The last few evenings I have been working on my New Year’s blogs about how to write your first (or third) book. I find I am overwhelmed with the amount of information I think is important — things I have heard, things I have learned.
I suppose this is like writing a book.
Who is your audience? How much do they know? How much do they want to know?
Not everyone is going to need or heed your advice. Some are way past you on the writing highway. Others are going to do things their way, no matter what you suggest. Some will read your book/blog like an astrology forecast; they will skim through, take what they believe is meant for them and skip the rest. Others will read what you write with a depth and desire matched only by connoisseurs of fine chocolates.
I suppose all artists experience this range of wondering. Will the viewer like this new shade of blue/green? Do they prefer landscapes to abstract designs? Are potential fans encouraged or discouraged by alien worlds? Would they rather read about their own neighborhood?

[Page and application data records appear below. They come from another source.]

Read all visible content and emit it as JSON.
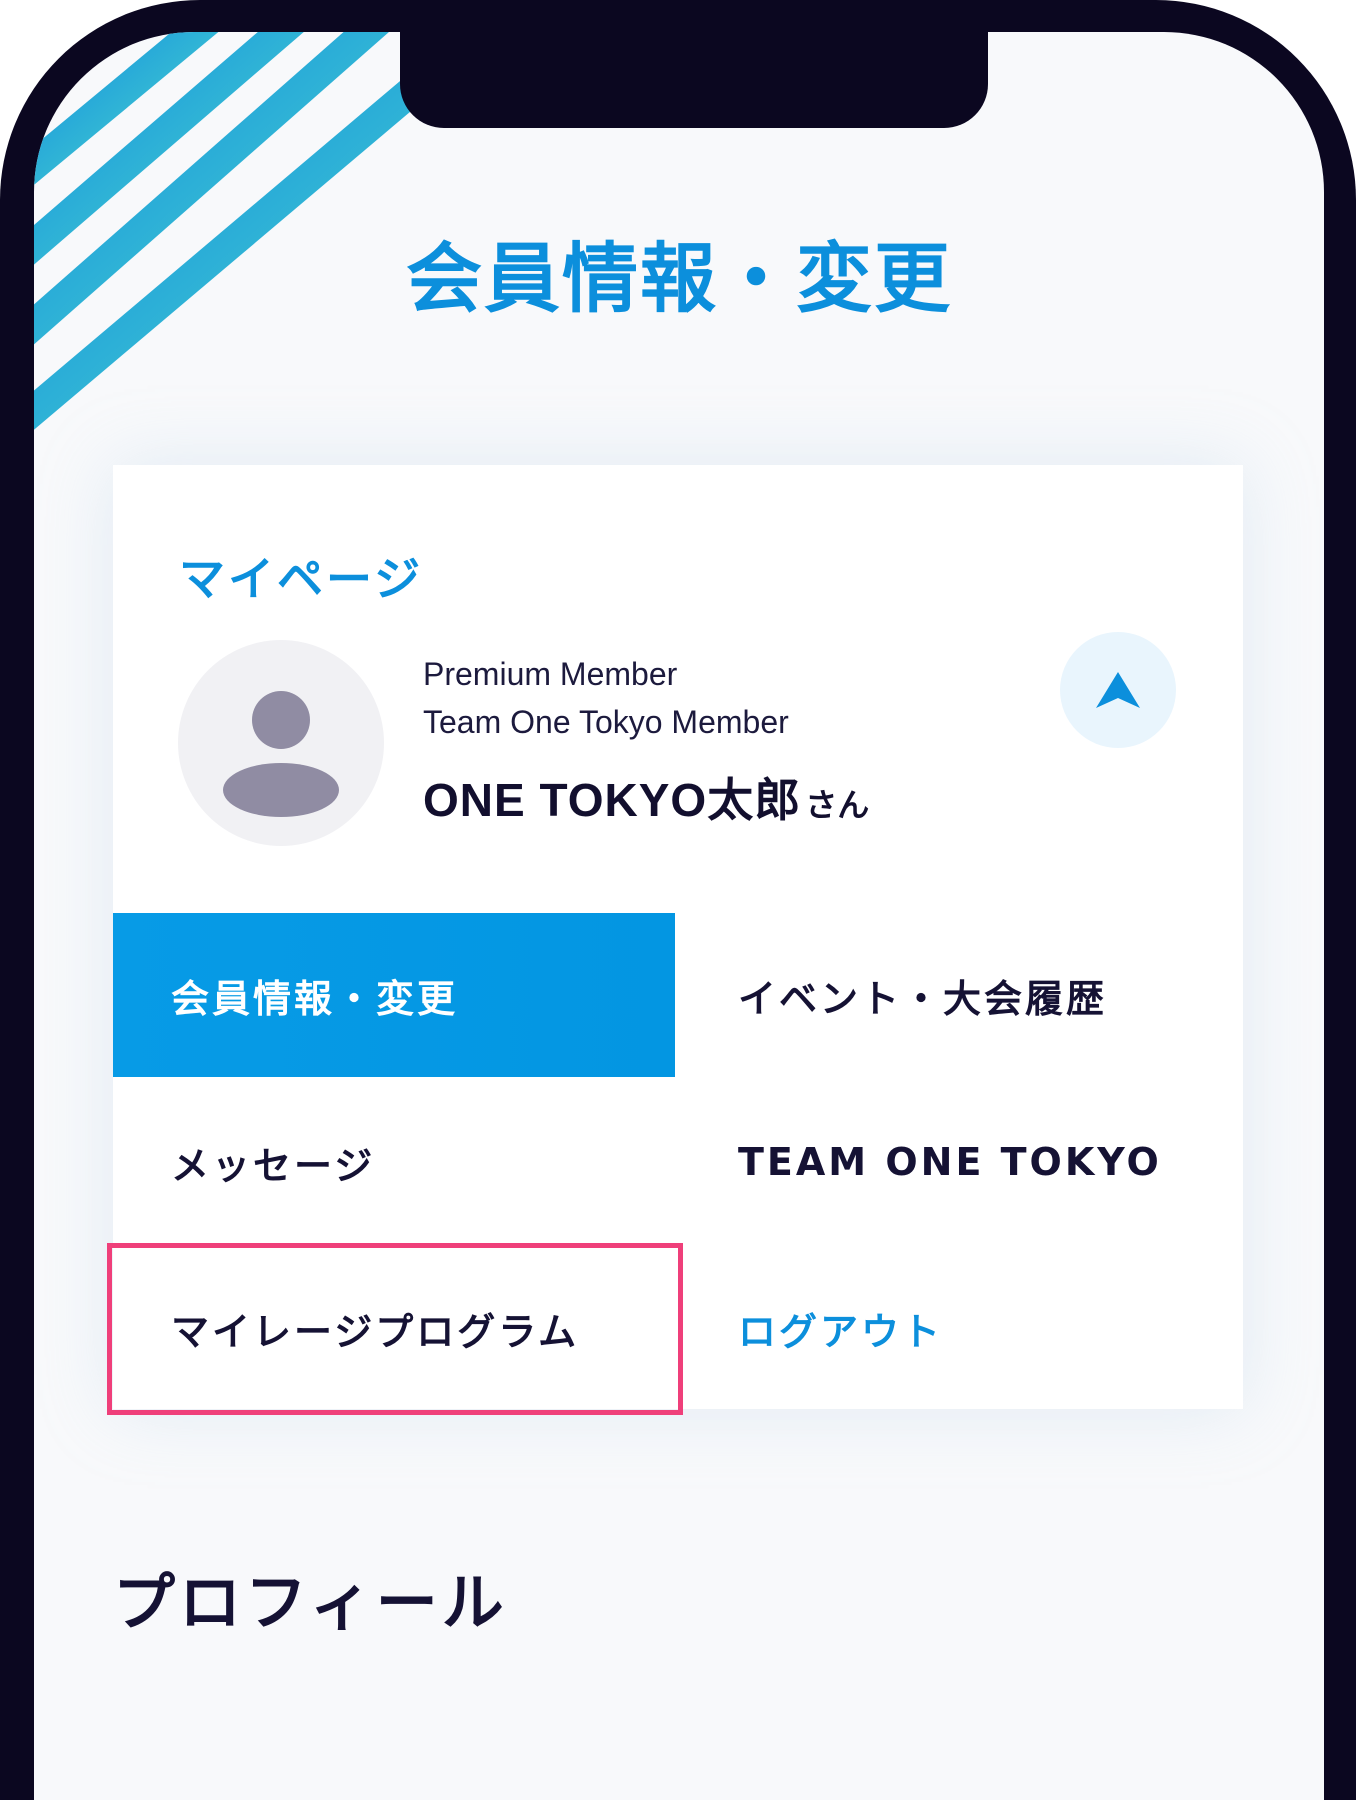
{
  "page": {
    "title": "会員情報・変更"
  },
  "mypage": {
    "label": "マイページ",
    "member_type": "Premium Member",
    "team_membership": "Team One Tokyo Member",
    "user_name": "ONE TOKYO太郎",
    "honorific": "さん",
    "collapse_icon": "chevron-up-icon"
  },
  "menu": {
    "items": [
      {
        "label": "会員情報・変更",
        "state": "active"
      },
      {
        "label": "イベント・大会履歴"
      },
      {
        "label": "メッセージ"
      },
      {
        "label": "TEAM ONE TOKYO"
      },
      {
        "label": "マイレージプログラム",
        "state": "highlighted"
      },
      {
        "label": "ログアウト",
        "style": "link"
      }
    ]
  },
  "profile_section": {
    "title": "プロフィール"
  },
  "colors": {
    "accent": "#0c8fdc",
    "active_bg": "#079be6",
    "highlight": "#ef3f7a",
    "text_dark": "#151234",
    "stripe_blue": "#1a9ae0",
    "stripe_green": "#6ee6bf"
  }
}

Fortunately the world is as diverse as the universe. Some will take heed on what you say; some will reject every point you make. Some people know it all; some know nothing.
You just have to find a comfortable point and go with it.
Now, of course, artists have to please themselves first. What good is a “calling” when you’re doing everything but what your soul wants you to do?
But in order to be appreciated, to be understood, in order to share your vision, you have to kind of cater to the masses too. An all-black painting with a white dot might not stir much reaction; an all-black painting with blue and green stipples might stir a darker soul.
Of course, I only have a writing frame of reference to work from. Many of you have been lost in your art for a long time. So who should know more about what works in the world in your field than you?
Should you want to sell your wares or get a major reaction down the line, you need to focus in on those who appreciate your particular style.
Who would that be?
Research is next to godliness (and cleanliness). There will always be a hundred other people who make pottery like you or needlepoint like you, but there is only one you. You have to research people and websites and craft groups and writers groups and art fairs and work with them to spread the word.
Your website, your business card, your postings, all have to be different from everyone else’s. You have to appeal to the masses while keeping that smaller niche all to yourself.
Don’t downplay yourself, don’t undersell yourself. Don’t be who you are not. There is a market for everyone. Even if that market is your friends and kids. That’s not a bad market, either.
You will find that if you reach out and make others feel good about their art, that’s just a bonus for moving forward.
Tomorrow…(or more likely over the weekend)… some bloggers and their artwork and their wares.